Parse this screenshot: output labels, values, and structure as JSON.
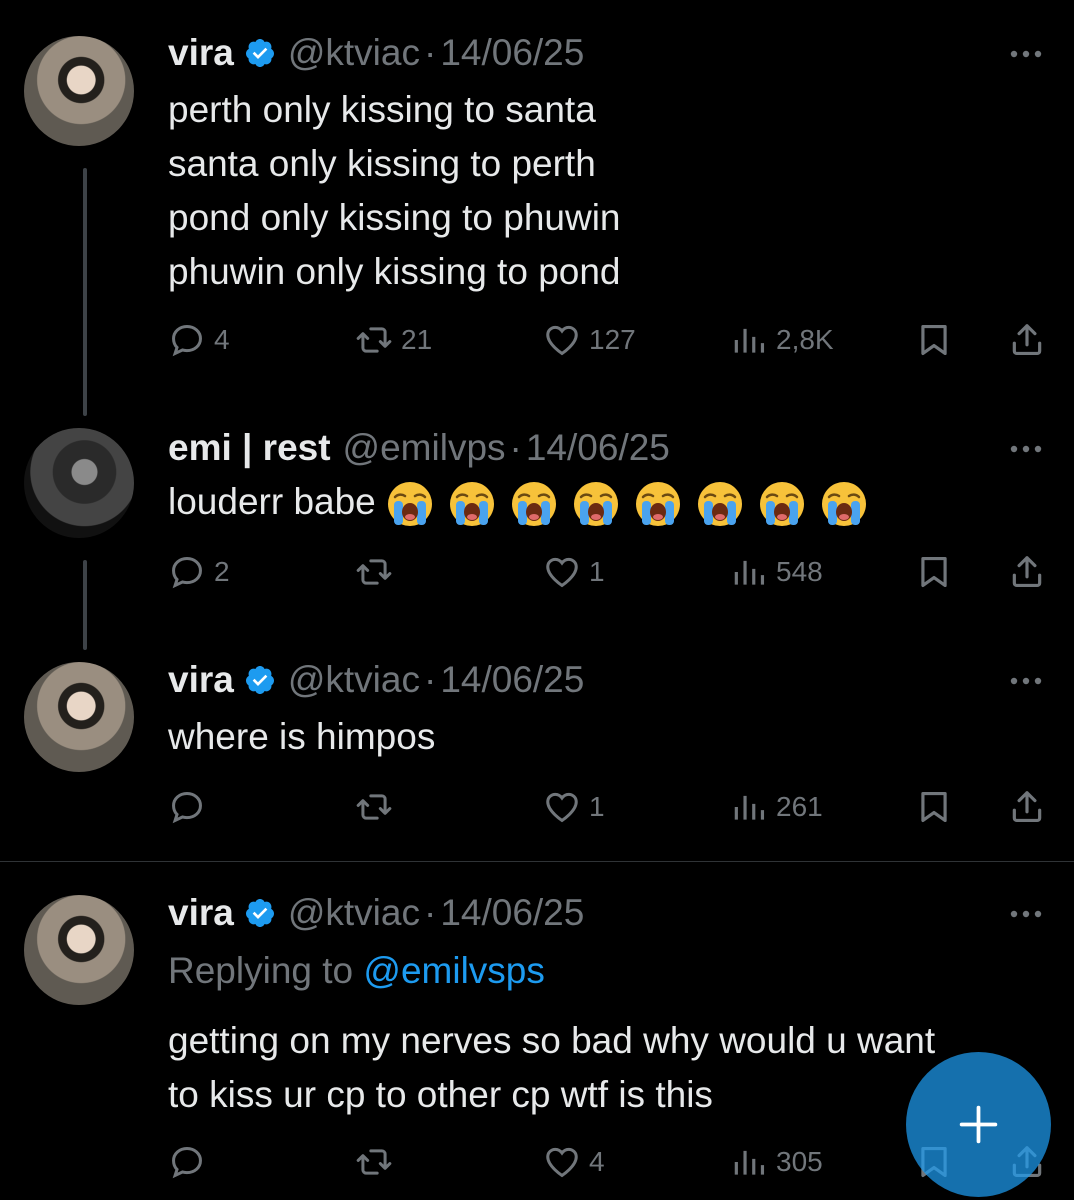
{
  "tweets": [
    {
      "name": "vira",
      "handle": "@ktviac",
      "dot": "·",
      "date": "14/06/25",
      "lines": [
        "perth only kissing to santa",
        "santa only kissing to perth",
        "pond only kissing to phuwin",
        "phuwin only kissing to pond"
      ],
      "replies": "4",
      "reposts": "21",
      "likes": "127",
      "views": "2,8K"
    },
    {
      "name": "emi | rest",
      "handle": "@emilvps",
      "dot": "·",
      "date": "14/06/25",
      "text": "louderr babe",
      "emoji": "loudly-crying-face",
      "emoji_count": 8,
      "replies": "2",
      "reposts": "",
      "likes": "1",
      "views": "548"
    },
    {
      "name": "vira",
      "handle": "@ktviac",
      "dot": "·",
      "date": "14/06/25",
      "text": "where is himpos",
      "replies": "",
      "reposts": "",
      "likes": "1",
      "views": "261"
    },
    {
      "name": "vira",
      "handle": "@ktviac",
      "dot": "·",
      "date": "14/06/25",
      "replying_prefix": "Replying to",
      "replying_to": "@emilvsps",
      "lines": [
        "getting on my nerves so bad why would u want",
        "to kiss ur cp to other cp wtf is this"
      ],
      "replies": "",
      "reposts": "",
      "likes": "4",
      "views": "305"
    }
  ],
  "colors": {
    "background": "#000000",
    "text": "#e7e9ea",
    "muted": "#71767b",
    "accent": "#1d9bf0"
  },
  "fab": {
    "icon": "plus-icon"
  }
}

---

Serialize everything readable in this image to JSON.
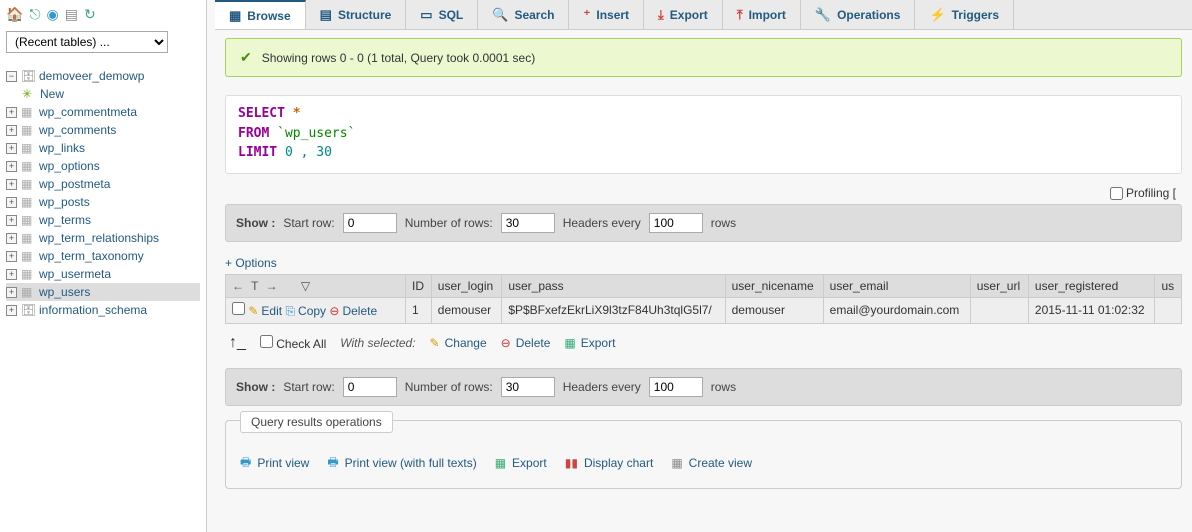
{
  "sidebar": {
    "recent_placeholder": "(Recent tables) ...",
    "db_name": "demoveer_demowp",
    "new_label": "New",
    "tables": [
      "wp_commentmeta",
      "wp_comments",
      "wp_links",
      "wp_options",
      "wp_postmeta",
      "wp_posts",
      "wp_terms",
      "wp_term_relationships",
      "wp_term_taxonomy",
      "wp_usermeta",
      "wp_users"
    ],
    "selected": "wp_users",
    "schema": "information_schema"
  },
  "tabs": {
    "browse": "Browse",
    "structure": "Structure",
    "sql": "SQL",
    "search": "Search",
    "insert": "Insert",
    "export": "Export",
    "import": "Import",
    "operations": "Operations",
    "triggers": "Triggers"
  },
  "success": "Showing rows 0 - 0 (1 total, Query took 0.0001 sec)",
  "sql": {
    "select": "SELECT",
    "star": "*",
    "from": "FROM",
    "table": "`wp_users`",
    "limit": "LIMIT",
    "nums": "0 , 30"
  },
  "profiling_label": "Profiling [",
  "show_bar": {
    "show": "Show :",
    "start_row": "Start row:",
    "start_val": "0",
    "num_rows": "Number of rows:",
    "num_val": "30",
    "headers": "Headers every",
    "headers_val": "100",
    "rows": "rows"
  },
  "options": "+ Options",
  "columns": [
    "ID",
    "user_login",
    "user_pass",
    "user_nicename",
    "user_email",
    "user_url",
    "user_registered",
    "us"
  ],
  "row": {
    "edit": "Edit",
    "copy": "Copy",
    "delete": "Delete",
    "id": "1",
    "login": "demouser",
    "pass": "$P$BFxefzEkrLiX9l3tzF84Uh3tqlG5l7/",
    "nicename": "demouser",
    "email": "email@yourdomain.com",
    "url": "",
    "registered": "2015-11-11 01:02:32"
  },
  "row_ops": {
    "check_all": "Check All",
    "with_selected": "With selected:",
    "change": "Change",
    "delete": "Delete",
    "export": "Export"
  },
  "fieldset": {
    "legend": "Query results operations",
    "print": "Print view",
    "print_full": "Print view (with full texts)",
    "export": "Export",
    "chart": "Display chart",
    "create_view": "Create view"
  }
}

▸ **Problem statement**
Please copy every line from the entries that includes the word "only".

▸ **Reply**
        "perth only kissing to santa",
        "santa only kissing to perth",
        "pond only kissing to phuwin",
        "phuwin only kissing to pond"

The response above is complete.